Directions for this task
Return every line of the data that contains the string "badge".

Data records

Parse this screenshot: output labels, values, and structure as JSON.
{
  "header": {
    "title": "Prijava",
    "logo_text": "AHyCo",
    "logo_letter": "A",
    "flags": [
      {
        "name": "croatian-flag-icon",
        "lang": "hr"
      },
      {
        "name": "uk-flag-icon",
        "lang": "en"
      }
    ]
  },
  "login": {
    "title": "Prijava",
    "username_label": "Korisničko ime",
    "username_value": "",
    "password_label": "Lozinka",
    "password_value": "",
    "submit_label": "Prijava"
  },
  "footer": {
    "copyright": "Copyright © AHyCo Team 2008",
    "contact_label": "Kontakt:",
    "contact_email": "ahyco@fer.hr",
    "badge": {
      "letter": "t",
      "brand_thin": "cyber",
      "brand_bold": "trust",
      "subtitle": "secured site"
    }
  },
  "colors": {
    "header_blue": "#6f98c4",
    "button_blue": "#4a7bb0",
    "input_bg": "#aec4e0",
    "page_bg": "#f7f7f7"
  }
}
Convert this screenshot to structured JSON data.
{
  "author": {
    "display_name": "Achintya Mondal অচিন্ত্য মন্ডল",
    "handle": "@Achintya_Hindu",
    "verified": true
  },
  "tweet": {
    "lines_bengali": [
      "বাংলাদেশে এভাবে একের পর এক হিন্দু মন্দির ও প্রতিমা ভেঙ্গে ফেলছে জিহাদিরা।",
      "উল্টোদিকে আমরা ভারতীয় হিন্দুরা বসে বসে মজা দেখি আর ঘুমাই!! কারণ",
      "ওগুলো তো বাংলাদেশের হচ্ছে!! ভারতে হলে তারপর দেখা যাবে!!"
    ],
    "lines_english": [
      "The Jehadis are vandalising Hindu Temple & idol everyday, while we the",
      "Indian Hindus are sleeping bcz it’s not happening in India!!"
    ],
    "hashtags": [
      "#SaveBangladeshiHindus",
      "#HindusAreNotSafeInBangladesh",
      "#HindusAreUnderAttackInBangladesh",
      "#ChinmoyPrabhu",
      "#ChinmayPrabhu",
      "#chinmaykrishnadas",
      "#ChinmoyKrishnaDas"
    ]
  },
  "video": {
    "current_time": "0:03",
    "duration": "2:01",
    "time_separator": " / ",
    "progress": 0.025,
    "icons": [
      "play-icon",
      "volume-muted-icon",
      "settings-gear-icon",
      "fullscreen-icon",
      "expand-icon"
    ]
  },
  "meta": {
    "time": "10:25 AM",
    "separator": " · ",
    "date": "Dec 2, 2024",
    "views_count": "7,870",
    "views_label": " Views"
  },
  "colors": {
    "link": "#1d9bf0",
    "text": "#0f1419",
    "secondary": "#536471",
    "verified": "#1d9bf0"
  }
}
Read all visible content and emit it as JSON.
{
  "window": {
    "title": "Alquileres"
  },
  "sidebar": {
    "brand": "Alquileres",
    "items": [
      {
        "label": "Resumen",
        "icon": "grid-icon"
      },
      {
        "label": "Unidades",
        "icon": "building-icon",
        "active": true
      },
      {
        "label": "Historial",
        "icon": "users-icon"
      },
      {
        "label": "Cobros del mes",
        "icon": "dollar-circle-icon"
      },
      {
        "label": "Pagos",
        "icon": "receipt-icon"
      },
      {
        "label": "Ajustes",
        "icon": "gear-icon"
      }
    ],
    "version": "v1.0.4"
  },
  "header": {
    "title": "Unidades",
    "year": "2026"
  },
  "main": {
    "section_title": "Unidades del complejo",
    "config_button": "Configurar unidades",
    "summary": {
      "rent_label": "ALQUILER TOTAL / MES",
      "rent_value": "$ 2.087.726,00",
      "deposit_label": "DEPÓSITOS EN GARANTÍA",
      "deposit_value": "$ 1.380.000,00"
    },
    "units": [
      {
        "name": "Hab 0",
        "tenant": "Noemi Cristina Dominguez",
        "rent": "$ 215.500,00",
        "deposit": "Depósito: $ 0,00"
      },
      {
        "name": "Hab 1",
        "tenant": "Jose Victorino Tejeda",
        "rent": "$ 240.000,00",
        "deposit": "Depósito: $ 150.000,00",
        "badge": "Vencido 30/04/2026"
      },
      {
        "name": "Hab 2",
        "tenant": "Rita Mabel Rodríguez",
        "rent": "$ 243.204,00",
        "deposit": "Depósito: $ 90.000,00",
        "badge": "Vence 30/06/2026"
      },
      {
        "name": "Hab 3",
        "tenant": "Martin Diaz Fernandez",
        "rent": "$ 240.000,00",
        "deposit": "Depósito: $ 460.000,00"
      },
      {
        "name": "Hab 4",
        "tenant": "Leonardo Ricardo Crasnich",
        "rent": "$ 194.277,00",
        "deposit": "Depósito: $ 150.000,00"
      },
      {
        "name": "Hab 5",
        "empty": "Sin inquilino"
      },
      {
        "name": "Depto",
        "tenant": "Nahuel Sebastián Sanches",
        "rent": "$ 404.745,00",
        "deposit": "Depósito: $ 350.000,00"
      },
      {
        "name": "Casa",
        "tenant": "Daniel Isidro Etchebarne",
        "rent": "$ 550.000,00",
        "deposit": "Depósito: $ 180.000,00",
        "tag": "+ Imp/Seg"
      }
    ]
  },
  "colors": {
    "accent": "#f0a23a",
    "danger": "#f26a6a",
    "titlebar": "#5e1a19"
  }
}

Task result
    "badge": {
        "badge": "Vencido 30/04/2026"
        "badge": "Vence 30/06/2026"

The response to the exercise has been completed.